> [ACTION ITEM]:
In the data below, find each line carrying the string "Stehlampe" and copy it out.

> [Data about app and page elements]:
■ ■ ■ ■ ■ ■ ■

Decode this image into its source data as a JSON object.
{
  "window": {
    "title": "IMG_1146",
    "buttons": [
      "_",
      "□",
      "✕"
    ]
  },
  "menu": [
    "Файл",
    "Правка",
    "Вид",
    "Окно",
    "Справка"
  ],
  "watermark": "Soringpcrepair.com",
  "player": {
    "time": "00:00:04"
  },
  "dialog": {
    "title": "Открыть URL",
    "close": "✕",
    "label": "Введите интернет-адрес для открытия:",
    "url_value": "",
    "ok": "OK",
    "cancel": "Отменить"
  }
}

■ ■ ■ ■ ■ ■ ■

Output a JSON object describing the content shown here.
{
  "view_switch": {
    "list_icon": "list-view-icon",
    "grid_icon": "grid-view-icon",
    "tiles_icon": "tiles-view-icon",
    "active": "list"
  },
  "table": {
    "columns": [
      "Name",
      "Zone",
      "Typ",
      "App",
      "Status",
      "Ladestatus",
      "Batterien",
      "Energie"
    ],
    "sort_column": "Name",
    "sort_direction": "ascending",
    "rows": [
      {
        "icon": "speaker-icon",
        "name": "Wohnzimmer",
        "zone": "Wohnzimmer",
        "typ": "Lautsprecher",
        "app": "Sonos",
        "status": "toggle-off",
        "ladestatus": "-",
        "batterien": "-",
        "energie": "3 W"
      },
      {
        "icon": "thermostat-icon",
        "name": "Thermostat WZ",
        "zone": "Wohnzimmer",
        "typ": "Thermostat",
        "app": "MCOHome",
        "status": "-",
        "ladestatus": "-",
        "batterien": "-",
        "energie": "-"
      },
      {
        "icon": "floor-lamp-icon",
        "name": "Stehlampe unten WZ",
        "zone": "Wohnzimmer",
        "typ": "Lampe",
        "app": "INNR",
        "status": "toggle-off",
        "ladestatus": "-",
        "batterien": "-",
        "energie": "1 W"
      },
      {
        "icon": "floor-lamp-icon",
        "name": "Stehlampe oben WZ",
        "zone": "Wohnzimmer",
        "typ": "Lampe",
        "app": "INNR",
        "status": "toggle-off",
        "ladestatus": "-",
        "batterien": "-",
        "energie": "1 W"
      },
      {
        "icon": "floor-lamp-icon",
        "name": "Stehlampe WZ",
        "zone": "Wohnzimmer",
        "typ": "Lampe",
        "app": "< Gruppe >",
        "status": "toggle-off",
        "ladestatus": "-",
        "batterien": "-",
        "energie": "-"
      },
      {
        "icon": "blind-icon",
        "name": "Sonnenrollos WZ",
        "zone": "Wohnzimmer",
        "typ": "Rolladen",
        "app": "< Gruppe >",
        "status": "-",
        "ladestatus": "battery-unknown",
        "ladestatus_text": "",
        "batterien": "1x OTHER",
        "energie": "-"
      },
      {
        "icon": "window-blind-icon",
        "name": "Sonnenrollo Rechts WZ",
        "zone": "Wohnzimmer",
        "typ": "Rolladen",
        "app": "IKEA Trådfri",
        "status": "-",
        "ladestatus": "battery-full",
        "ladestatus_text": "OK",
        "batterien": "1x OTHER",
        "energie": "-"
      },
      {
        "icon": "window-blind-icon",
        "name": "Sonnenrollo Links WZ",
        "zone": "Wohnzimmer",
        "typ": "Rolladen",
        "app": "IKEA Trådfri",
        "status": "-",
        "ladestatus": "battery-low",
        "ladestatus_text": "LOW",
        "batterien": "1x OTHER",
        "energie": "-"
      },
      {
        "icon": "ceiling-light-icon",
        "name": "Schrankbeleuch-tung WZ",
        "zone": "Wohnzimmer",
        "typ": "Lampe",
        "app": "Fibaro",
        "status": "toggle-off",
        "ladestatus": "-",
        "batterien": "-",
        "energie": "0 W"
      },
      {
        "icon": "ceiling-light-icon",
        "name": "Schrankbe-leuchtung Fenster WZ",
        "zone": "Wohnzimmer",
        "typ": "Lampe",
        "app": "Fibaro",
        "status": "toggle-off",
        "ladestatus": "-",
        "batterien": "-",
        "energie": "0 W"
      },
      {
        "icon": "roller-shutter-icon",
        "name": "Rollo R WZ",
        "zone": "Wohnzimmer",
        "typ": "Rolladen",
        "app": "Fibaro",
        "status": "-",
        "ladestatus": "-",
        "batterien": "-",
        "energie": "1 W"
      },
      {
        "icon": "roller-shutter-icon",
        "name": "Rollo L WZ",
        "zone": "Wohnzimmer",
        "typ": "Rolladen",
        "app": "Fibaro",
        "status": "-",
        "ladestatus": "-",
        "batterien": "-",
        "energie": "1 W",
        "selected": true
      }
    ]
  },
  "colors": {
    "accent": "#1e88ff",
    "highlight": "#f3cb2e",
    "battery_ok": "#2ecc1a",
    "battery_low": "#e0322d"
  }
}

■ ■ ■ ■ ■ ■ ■

> [WORKED SOLUTION]:
        "name": "Stehlampe unten WZ",
        "name": "Stehlampe oben WZ",
        "name": "Stehlampe WZ",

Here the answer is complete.